Last month, Senator David Vitter (R-LA) opposed a congressional measure to prohibit the government from working with contractors who deny victims of rape or assault the right to bring their cases to court.
And now, the issue isn't going way. Vitter, who was one of only 30 Republicans who actually voted against the amendment, was pilloried in local newspapers, and has also seen the issue become an early focal point of his re-election contest.
At a town hall meeting this past weekend, meanwhile, the Senator was confronted by a constituent who, after recounting her tale of being raped, demanded to know why he opposed Sen. Al Franken's (D-Minn) amendment.
The exchange was contentious, heart wrenching, and potentially damaging.
WOMAN: It meant everything to me that I was able to put the person who attacked me [behind bars]. And what allowed me to do that was our judicial process.
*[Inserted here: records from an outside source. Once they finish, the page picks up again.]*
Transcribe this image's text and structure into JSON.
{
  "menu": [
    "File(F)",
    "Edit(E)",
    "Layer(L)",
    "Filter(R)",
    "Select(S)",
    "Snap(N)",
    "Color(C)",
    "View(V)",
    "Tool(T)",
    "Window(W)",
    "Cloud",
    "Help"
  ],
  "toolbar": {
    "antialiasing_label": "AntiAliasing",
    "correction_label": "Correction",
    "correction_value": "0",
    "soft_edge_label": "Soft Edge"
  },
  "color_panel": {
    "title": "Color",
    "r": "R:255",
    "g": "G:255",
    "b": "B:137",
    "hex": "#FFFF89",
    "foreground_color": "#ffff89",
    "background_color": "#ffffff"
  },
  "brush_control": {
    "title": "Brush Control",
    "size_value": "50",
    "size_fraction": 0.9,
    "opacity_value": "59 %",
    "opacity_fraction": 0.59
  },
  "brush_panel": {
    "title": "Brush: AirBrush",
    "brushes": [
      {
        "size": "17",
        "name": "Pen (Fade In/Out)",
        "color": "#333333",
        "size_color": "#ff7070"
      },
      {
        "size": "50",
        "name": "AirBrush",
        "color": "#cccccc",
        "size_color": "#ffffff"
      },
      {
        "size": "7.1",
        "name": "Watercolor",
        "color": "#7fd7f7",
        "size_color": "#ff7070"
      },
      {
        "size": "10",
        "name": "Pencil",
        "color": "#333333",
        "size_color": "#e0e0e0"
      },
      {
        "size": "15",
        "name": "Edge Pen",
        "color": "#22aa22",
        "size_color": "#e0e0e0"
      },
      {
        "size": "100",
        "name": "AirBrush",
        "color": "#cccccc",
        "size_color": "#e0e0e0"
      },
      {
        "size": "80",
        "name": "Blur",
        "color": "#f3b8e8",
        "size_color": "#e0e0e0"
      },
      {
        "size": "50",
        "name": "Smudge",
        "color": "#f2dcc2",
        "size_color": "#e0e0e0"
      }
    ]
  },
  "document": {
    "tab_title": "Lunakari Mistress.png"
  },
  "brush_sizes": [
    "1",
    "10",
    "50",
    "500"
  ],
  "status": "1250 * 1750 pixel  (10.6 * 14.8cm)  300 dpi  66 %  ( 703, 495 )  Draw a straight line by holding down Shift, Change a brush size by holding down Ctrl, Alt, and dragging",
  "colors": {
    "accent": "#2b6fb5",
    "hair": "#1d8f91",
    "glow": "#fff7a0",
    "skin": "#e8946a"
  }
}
I showed up in court every day to make sure that happen
VITTER: And I'm absolutely supportive of any case like that being prosecuted criminally to the full extent of the law.
WOMAN: But there are rape victims who are being kept silent.
WOMAN: But how can you support [a law] that tells a rape victim that she does not have the right to defend herself?
VITTER: Ma'am The language in question did not say that in any way shape or form.
WOMAN: But it is unconstitutional to have a law that says a woman does not have a right to defend herself.
VITTER: You realize Mr. Obama was against that amendment that his administration was against that amendment
WOMAN: But I'm not asking Obama. I'm asking you.
VITTER: Do you think he's in favor in rape?
WOMAN: I'm asking you Senator. What if it was your daughter who was raped? Would you tell her to be quiet and take it? Would you tell your daughter to be silent?
Vitter's excuse here doesn't exactly hold water. While the Obama Defense Department raised concerns about the reach of the Franken amendment, the White House itself said it supported "the intent" and was working to make sure it was "enforceable."
The Senator has yet to pacify constituents with a satisfying explanation. On Monday morning, the Opelousas, La., Daily World published a rather-scathing editorial taking Vitter to task for his vote.
Let's assume Vitter and his  colleagues sincerely believe federal intrusion into employment contracts is a dangerous wrong.
Let's assume the Defense Department and the White House sincerely believe that they had no legal way to intervene.
We're still left with the uneasy feeling that a military adventure on which we embarked to protect Americans has resulted in the victimization of at least one.